This document is an inclusive and non-exhaustive list of the processes undertaken by sections within the Department that utilise personal data; by nature it takes the form of a living document, which will be updated regularly with changes and amendments. If you have any queries regarding specific processes which utilise personal data that are not covered by this document, please contact the Data Protection Officer, as detailed above.
Collection and Use of Personal Information
The National Archives respects the rights of its users and does not collect any personal data about you on its website.
By contacting us via email, you may be sending us personal information such as your name, address, and email address. We may store your name, address and email address in order to respond to your request or otherwise resolve the subject matter of the email.
Where a user voluntarily provides personal information, this data will be used only for the purposes for which it is provided, and not passed to any third party, unless obliged to disclose such information by a rule of law.
Collection and Use of Technical Information
Technical details in connection with visits to the National Archives’ websites are logged for statistical and other administrative purposes.
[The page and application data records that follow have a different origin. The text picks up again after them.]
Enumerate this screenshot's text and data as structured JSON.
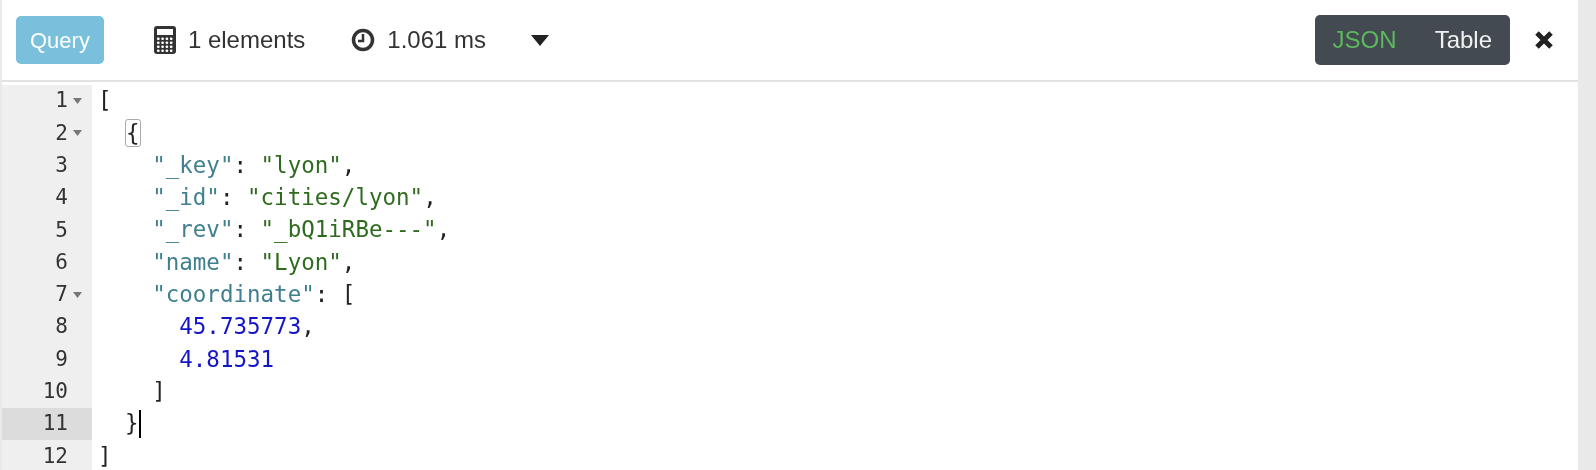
{
  "toolbar": {
    "query_button": "Query",
    "count": "1 elements",
    "time": "1.061 ms",
    "view_toggle": [
      {
        "label": "JSON",
        "selected": true
      },
      {
        "label": "Table",
        "selected": false
      }
    ]
  },
  "editor": {
    "lines": [
      {
        "number": "1",
        "foldable": true,
        "selected": false,
        "matched": false,
        "tokens": [
          {
            "kind": "punct",
            "text": "["
          }
        ]
      },
      {
        "number": "2",
        "foldable": true,
        "selected": false,
        "matched": true,
        "tokens": [
          {
            "kind": "punct",
            "text": "  {"
          }
        ]
      },
      {
        "number": "3",
        "foldable": false,
        "selected": false,
        "matched": false,
        "tokens": [
          {
            "kind": "key",
            "text": "    \"_key\""
          },
          {
            "kind": "punct",
            "text": ": "
          },
          {
            "kind": "string",
            "text": "\"lyon\""
          },
          {
            "kind": "punct",
            "text": ","
          }
        ]
      },
      {
        "number": "4",
        "foldable": false,
        "selected": false,
        "matched": false,
        "tokens": [
          {
            "kind": "key",
            "text": "    \"_id\""
          },
          {
            "kind": "punct",
            "text": ": "
          },
          {
            "kind": "string",
            "text": "\"cities/lyon\""
          },
          {
            "kind": "punct",
            "text": ","
          }
        ]
      },
      {
        "number": "5",
        "foldable": false,
        "selected": false,
        "matched": false,
        "tokens": [
          {
            "kind": "key",
            "text": "    \"_rev\""
          },
          {
            "kind": "punct",
            "text": ": "
          },
          {
            "kind": "string",
            "text": "\"_bQ1iRBe---\""
          },
          {
            "kind": "punct",
            "text": ","
          }
        ]
      },
      {
        "number": "6",
        "foldable": false,
        "selected": false,
        "matched": false,
        "tokens": [
          {
            "kind": "key",
            "text": "    \"name\""
          },
          {
            "kind": "punct",
            "text": ": "
          },
          {
            "kind": "string",
            "text": "\"Lyon\""
          },
          {
            "kind": "punct",
            "text": ","
          }
        ]
      },
      {
        "number": "7",
        "foldable": true,
        "selected": false,
        "matched": false,
        "tokens": [
          {
            "kind": "key",
            "text": "    \"coordinate\""
          },
          {
            "kind": "punct",
            "text": ": ["
          }
        ]
      },
      {
        "number": "8",
        "foldable": false,
        "selected": false,
        "matched": false,
        "tokens": [
          {
            "kind": "number",
            "text": "      45.735773"
          },
          {
            "kind": "punct",
            "text": ","
          }
        ]
      },
      {
        "number": "9",
        "foldable": false,
        "selected": false,
        "matched": false,
        "tokens": [
          {
            "kind": "number",
            "text": "      4.81531"
          }
        ]
      },
      {
        "number": "10",
        "foldable": false,
        "selected": false,
        "matched": false,
        "tokens": [
          {
            "kind": "punct",
            "text": "    ]"
          }
        ]
      },
      {
        "number": "11",
        "foldable": false,
        "selected": true,
        "matched": false,
        "tokens": [
          {
            "kind": "punct",
            "text": "  }"
          }
        ]
      },
      {
        "number": "12",
        "foldable": false,
        "selected": false,
        "matched": false,
        "tokens": [
          {
            "kind": "punct",
            "text": "]"
          }
        ]
      }
    ]
  }
}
No information is collected that could be used by the National Archives to identify website visitors. The details logged are confined to the following items:
- The IP address of the visitor’s web client;
- The top-level domain name used (for example .ie, .com, .org, .net);
- The previous website address from which the visitor reached us, including any search terms used;
- Clickstream data which shows the traffic of visitors around this website (for example, webpages accessed and documents downloaded);
- The type of web browser used by the website visitor.
The National Archives will make no attempt to identify individual visitors, or to associate the technical details listed above with any individual except in the investigation of any inappropriate or malicious use of the National Archives’ website itself. It is the policy of the National Archives never to disclose any technical information in respect of individual website visitors to any third party, unless legally obliged to make such disclosure.
The National Archives’ websites use SiteImprove to help analyse how users use the sites. This analytical tool uses ‘cookies’, which are text files placed on your computer, to collect standard internet log information and visitor behaviour information in an anonymous form. The information generated by the cookie about your use of the website (including your IP address) is transmitted to and stored by Google on servers in the United States. This information is then used to evaluate your use of the website and to compile statistical reports on website activity for the Department of Culture, Heritage and the Gaeltacht.
The National Archives will not (and will not allow any third party) to use the statistical analytics tool to track or to collect any personally identifiable information of visitors to our sites. We will not associate any data gathered from this site with any personally identifying information from any source as part of our use of the Google statistical analytics tool. Google will not associate your IP address with any other data held by Google. Neither the National Archives nor Google will link, or seek to link, an IP address with the identity of a computer user.